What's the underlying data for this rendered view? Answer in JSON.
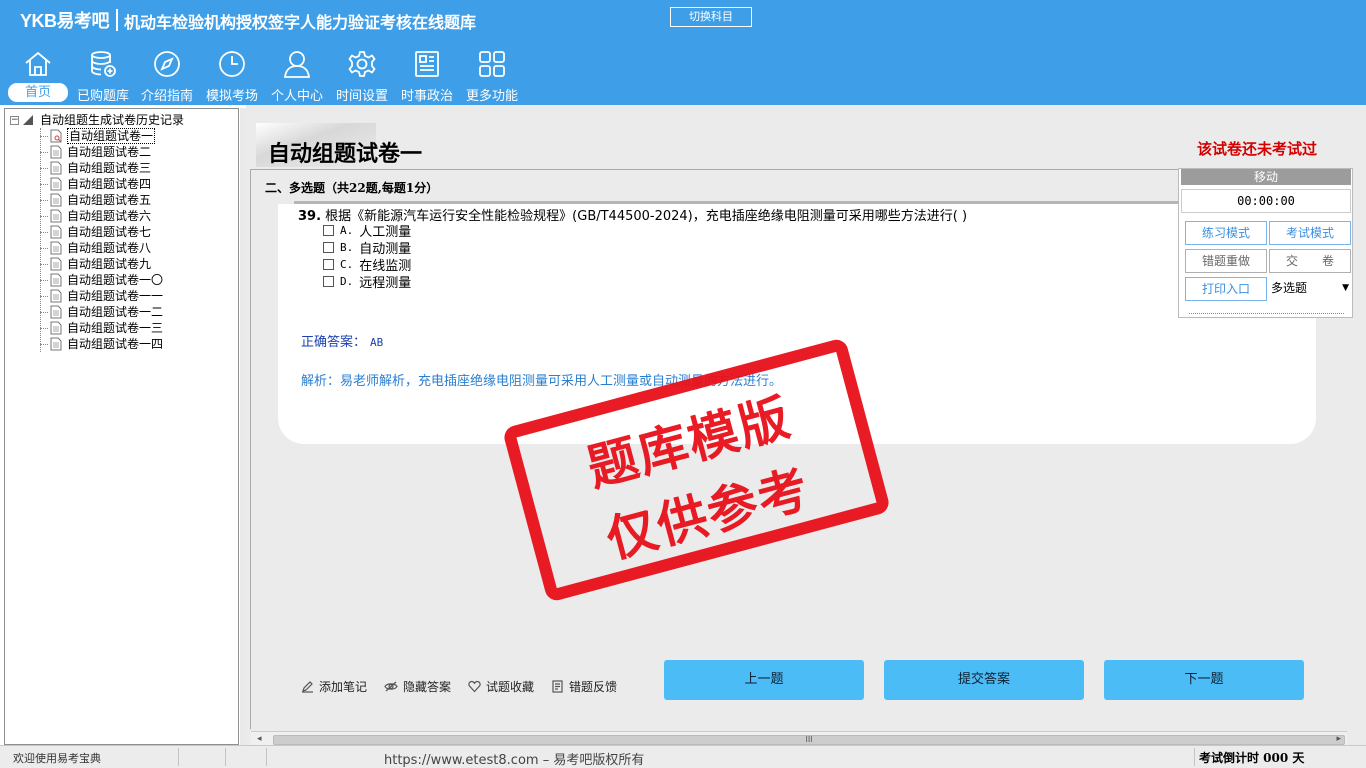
{
  "header": {
    "logo": "YKB易考吧",
    "app_title": "机动车检验机构授权签字人能力验证考核在线题库",
    "switch_label": "切换科目"
  },
  "nav": [
    {
      "label": "首页",
      "icon": "home-icon"
    },
    {
      "label": "已购题库",
      "icon": "database-icon"
    },
    {
      "label": "介绍指南",
      "icon": "compass-icon"
    },
    {
      "label": "模拟考场",
      "icon": "clock-icon"
    },
    {
      "label": "个人中心",
      "icon": "user-icon"
    },
    {
      "label": "时间设置",
      "icon": "gear-icon"
    },
    {
      "label": "时事政治",
      "icon": "news-icon"
    },
    {
      "label": "更多功能",
      "icon": "grid-icon"
    }
  ],
  "tree": {
    "root": "自动组题生成试卷历史记录",
    "items": [
      "自动组题试卷一",
      "自动组题试卷二",
      "自动组题试卷三",
      "自动组题试卷四",
      "自动组题试卷五",
      "自动组题试卷六",
      "自动组题试卷七",
      "自动组题试卷八",
      "自动组题试卷九",
      "自动组题试卷一〇",
      "自动组题试卷一一",
      "自动组题试卷一二",
      "自动组题试卷一三",
      "自动组题试卷一四"
    ]
  },
  "main": {
    "paper_title": "自动组题试卷一",
    "status_text": "该试卷还未考试过",
    "section_title": "二、多选题（共22题,每题1分）",
    "question": {
      "number": "39.",
      "text": "根据《新能源汽车运行安全性能检验规程》(GB/T44500-2024)，充电插座绝缘电阻测量可采用哪些方法进行( )",
      "options": [
        {
          "letter": "A.",
          "text": "人工测量"
        },
        {
          "letter": "B.",
          "text": "自动测量"
        },
        {
          "letter": "C.",
          "text": "在线监测"
        },
        {
          "letter": "D.",
          "text": "远程测量"
        }
      ],
      "answer_label": "正确答案：",
      "answer_value": "AB",
      "explanation": "解析：易老师解析，充电插座绝缘电阻测量可采用人工测量或自动测量的方法进行。"
    },
    "watermark": {
      "line1": "题库模版",
      "line2": "仅供参考"
    },
    "tools": [
      "添加笔记",
      "隐藏答案",
      "试题收藏",
      "错题反馈"
    ],
    "buttons": {
      "prev": "上一题",
      "submit": "提交答案",
      "next": "下一题"
    },
    "scroll_grip": "III"
  },
  "float_panel": {
    "header": "移动",
    "timer": "00:00:00",
    "practice_mode": "练习模式",
    "exam_mode": "考试模式",
    "redo_wrong": "错题重做",
    "hand_in": "交　　卷",
    "print_entry": "打印入口",
    "question_type": "多选题"
  },
  "statusbar": {
    "welcome": "欢迎使用易考宝典",
    "copyright": "https://www.etest8.com – 易考吧版权所有",
    "countdown": "考试倒计时 000 天"
  },
  "colors": {
    "header_bg": "#3e9fe8",
    "button_bg": "#4bbcf5",
    "stamp_red": "#e8101a",
    "answer_blue": "#1a3fb0"
  }
}
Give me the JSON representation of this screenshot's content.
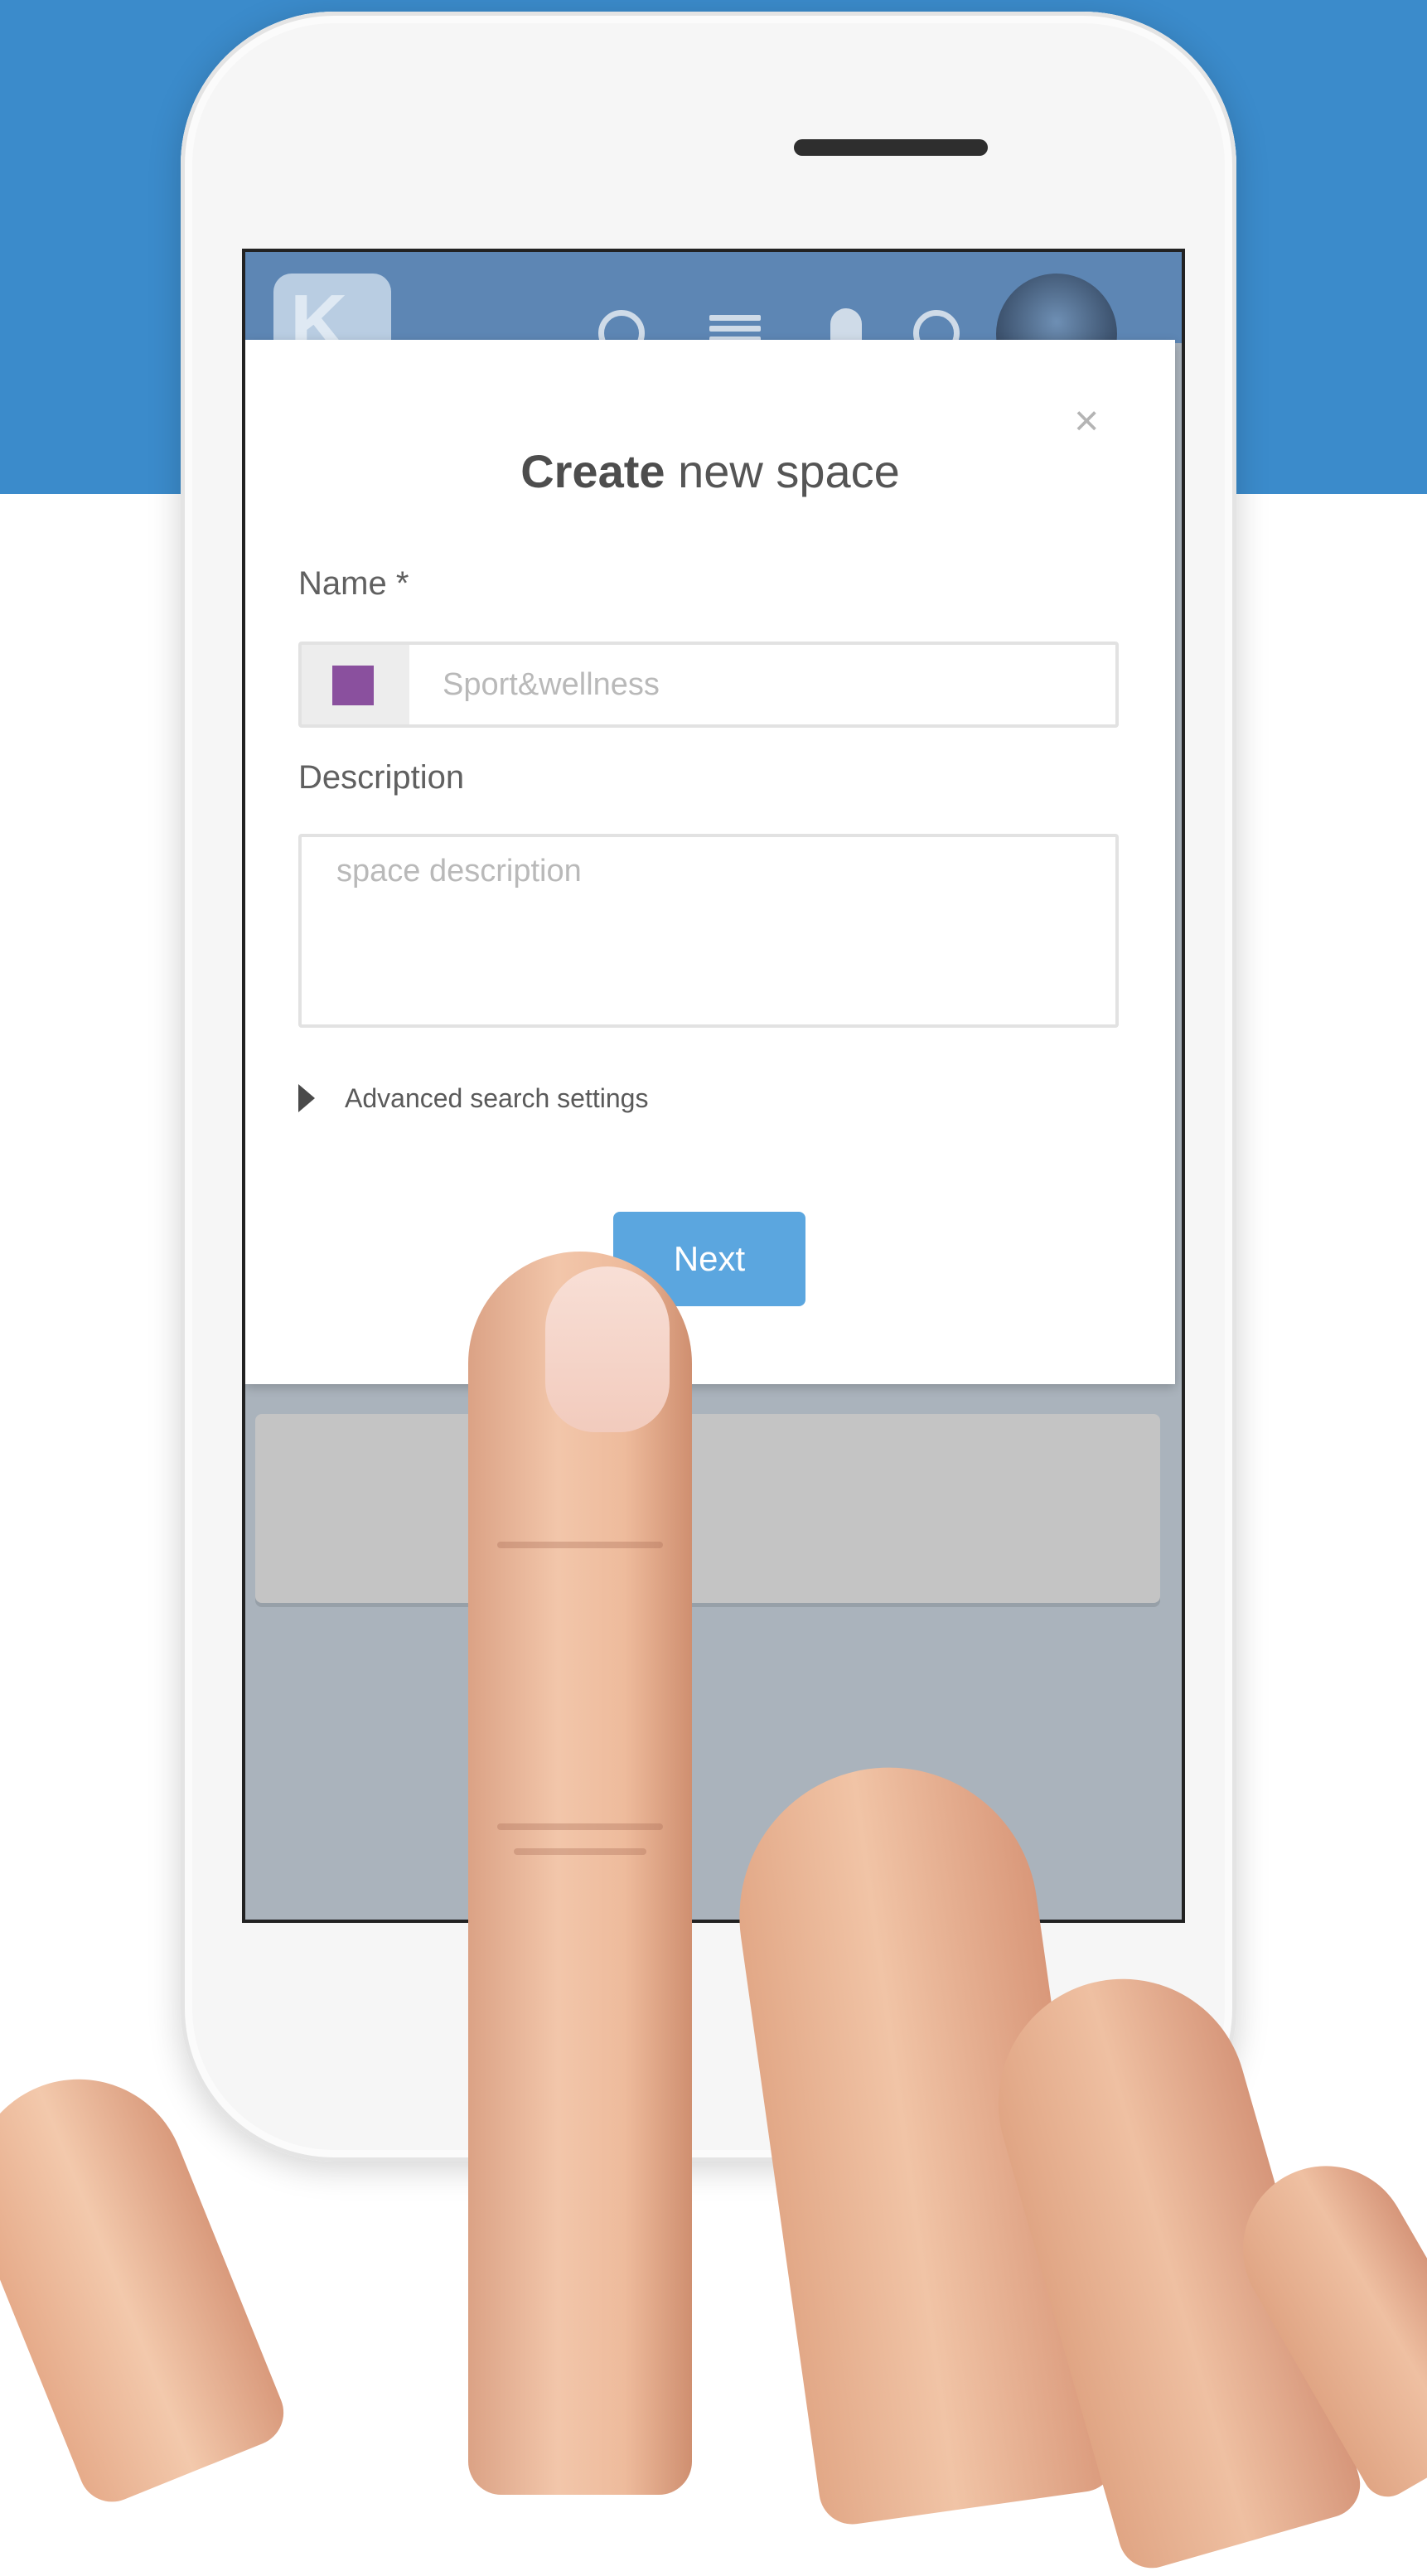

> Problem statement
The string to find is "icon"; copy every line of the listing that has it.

> Response to the task
      "icon": "home-icon"
      "icon": "database-icon"
      "icon": "compass-icon"
      "icon": "clock-icon"
      "icon": "user-icon"
      "icon": "gear-icon"
      "icon": "news-icon"
      "icon": "grid-icon"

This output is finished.